The federal government was not a party to all of these cases, many of which originated with civil rights organizations. In some instances, these agencies, too, have not closely monitored districts' progress.
The desegregation order for St. Martin Parish in Louisiana sat idle for more than 30 years. In 2010, a federal judge who was cleaning up his roster of old desegregation cases determined the order had ended in 1976.
But the judge soon heard from the Justice Department, which insisted that the order was operative and necessary. The St. Martin Parish school board disagreed.
"The Clerk of Court in Shreveport couldn't even find all of the records," said Jack Burson, the board's attorney. "I've been in law practice for 49 years, and I've never seen a silent case sort of resurrect."
For now, the order remains active. The parties are waiting for an appellate-court ruling.
Brian K. Landsberg, a law professor at The University of the Pacific, who worked as a Justice Department civil rights lawyer in the late '60s, said he was dismayed by the lack of action.
"This is not the way it's supposed to work," Landsberg said. "It is the job of both the school district and the civil rights division to monitor these cases. There is an obligation of the law enforcement agencies to enforce these orders."
Fred Gray was once a driving force behind the effective use of federal desegregation orders.
Sitting in his Tuskegee, Alabama, law office—located along the dilapidated downtown circle that bears his name—Gray, 83, recently explained how as a child he had made a secret vow to become a lawyer and to then "destroy everything segregated" in his state.
At the time, no Alabama law school admitted black students, so Gray headed north to Ohio to earn his degree. Then, in 1955, at age 24, he took his first case, that of a teenager named Claudette Colvin who had challenged Alabama's segregated buses months before Rosa Parks. Gray went on to represent Parks, as well as Dr. Martin Luther King, Jr., and helped to banish segregation on buses and to ensure voting and other rights for black Americans.

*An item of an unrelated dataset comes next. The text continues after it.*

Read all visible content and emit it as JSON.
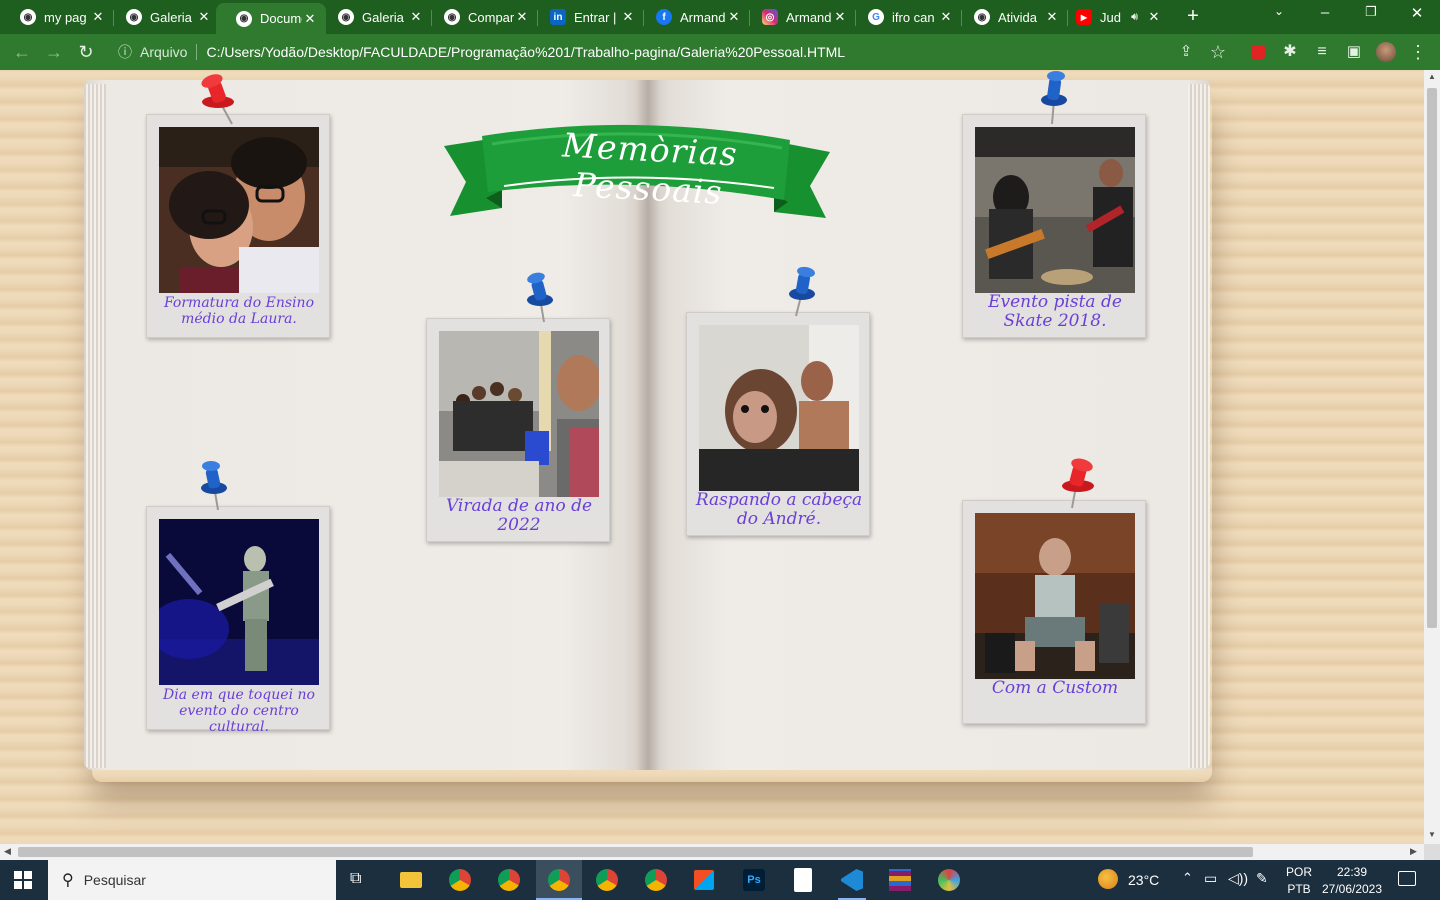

But the fight for fair and integrated schools proved longer and harder, much to the consternation of black parents eager for their children to realize the promise of the landmark Brown v. Board of Education case in which the Supreme Court struck down the doctrine of separate but equal schools. By 1963, for example, Alabama schools remained utterly segregated.
That year, Gray sued the Macon County Board of Education. The case wound up before U.S. District Court Judge Frank Minis Johnson, Jr. His rulings in favor of civil rights had led to death threats, cross burnings on his lawn, and the firebombing of his mother's home.
Not surprisingly, Johnson ordered Macon County schools to desegregate. Ultimately, Johnson served on a three-judge panel that granted Gray's subsequent petition to place the entire state of Alabama under federal order to desegregate its schools and universities.